Both of Burgs' founders are trained chefs. Mr Mohd Ridzuan Ayob, 27, is a Shatec graduate who worked at one-Michelin-starred Terra Tokyo Italian; while Mr Muhd Shah Indra Jasni, 29, earned his chops at two-Michelin-starred Saint Pierre and DB Bistro & Oyster Bar.
The first Burgs outlet opened in 2017 at Golden Mile Food Centre. It closed two years later and the brand later ventured to Punggol, Bukit Batok and Chai Chee.
Its partnership with Gourmet Food Holdings was put on hold because of the pandemic.
Nine days ago, its first fast casual mini restaurant finally opened at the Food Republic foodcourt in 313 @ Somerset. It is pending halal certification.
New menu items at this outlet include marinara beef burger (from $5.90), salmon roll ($11.90) and chicken Coney dog ($6.90) topped with spiced nacho cheese sauce, chilli con carne and sauteed onion.
Business has been brisk and other malls' landlords have approached them for expansion, says Mr Chua.
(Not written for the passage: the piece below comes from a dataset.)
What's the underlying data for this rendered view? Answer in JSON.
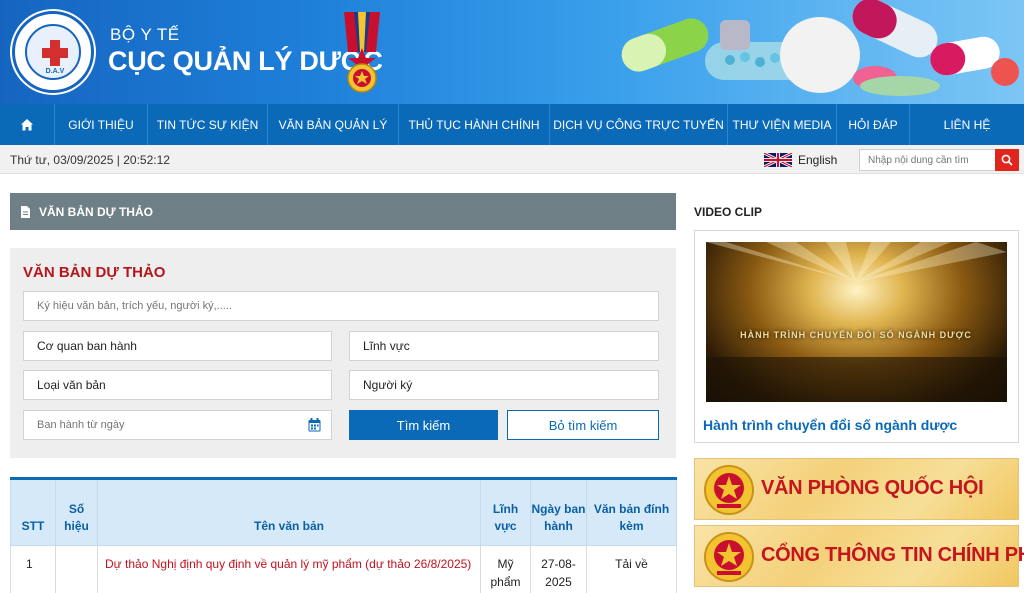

He now plans to open in other malls and hawker centres.
Mr Chua says: "Even before the pandemic hit, we were looking out for trends that will do well.
"People love burgers and there is a big enough market here...We wanted the first outlet to be in Orchard Road, so that tourists will come in the future too."